I want a HUGE Melbourne crypto party! BYO devices, beer, & music. Let's set a time and place :) Who's in?
— Asher Wolf (@Asher_Wolf) August 22, 2012
In August 2012, she tweeted that she would be holding a crypto party where everyone could share encryption tools and privacy techniques. The CryptoParty went viral, inspiring similar events all over the world.
CryptoParties found renewed interest in 2014 after Wired reported that Edward Snowden had hosted one in Hawaii, six months before he leaked the NSA documents.
Wolf continues to be heavily involved in digital security and privacy, writing regularly for publications including The Guardian and Crikey. She also set up a Patreon page with a goal of gaining 500 supporters before writing a book on the furor surrounding her social media posts.
Asher Wolf’s activism spawned a global movement helping others to improve their security. Her efforts proved that one person really can make a difference. If it piqued your interest, check out the CryptoParties location list for ways to get involved. Not all locations have a local movement yet, but the site offers plenty of information on how to host your own CryptoParty.
How to Protect Your Privacy: 3 Essential Tips
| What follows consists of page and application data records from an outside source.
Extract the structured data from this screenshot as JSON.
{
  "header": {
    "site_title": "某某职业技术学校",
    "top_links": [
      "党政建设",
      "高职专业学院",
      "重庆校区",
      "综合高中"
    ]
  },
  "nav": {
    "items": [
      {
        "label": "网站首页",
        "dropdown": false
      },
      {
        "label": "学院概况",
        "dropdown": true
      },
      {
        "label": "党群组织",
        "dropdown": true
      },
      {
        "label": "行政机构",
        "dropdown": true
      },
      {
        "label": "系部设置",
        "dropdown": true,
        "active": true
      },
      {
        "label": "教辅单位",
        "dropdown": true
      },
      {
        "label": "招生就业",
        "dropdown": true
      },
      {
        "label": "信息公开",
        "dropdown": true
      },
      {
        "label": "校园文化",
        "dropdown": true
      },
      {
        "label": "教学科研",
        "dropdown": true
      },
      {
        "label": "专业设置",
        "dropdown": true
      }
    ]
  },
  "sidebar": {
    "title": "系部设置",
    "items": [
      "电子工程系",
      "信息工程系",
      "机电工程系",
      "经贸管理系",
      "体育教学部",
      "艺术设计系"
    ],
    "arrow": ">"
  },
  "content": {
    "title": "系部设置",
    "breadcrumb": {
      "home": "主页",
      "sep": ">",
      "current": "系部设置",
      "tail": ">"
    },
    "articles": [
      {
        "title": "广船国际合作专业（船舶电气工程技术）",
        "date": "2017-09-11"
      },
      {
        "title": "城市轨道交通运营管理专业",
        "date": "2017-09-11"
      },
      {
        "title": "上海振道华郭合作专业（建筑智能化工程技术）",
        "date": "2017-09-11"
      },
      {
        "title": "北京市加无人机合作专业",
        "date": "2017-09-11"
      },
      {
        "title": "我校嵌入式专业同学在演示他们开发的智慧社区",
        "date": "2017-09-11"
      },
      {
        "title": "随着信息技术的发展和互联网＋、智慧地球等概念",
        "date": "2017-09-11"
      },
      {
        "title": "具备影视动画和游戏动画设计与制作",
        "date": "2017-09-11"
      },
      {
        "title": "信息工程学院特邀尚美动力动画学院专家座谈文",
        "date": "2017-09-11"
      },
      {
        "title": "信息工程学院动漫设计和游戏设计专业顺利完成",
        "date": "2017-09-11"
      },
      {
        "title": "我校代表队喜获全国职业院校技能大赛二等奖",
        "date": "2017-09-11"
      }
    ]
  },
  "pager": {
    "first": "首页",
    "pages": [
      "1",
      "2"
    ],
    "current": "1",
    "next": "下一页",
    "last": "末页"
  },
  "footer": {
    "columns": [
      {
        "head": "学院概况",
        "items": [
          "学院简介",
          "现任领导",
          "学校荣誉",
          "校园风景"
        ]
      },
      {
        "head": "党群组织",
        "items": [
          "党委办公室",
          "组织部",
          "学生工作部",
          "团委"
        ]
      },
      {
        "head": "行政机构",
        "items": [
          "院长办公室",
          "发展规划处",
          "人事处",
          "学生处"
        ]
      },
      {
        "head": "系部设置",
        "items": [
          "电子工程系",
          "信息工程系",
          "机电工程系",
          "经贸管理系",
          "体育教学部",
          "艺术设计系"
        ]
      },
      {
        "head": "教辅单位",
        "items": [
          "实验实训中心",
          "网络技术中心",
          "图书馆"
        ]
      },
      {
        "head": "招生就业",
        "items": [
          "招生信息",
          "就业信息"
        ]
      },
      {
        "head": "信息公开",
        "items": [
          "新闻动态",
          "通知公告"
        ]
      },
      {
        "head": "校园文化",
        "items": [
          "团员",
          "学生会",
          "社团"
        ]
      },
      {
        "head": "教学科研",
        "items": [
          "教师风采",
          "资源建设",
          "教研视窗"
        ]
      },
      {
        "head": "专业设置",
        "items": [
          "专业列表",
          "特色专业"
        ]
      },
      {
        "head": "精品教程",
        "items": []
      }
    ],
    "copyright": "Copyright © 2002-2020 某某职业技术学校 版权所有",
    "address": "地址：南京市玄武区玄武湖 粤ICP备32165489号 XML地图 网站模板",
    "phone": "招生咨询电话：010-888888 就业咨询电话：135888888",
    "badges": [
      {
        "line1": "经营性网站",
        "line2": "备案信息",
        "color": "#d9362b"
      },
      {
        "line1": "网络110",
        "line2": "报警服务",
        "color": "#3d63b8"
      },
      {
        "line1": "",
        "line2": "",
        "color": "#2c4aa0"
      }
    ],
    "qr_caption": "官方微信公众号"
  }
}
Activism isn’t for everyone, but fortunately there are things you can do right from your computer to start protecting your privacy.
An excellent place to start is your browser. As most of our internet traffic goes through the browser, it stores an enormous amount of personal information, all accessible to anyone with access to your computer. If that causes you concern, then consider switching to a more private browser.
Speaking of Google, you can leave the search-giant behind in favor of DuckDuckGo, the privacy-friendly search engine. If you are passionate about protecting your privacy, it may be worth overhauling your entire digital life. There are plenty of ways to put privacy and security front and center.
Explore more about: Online Privacy.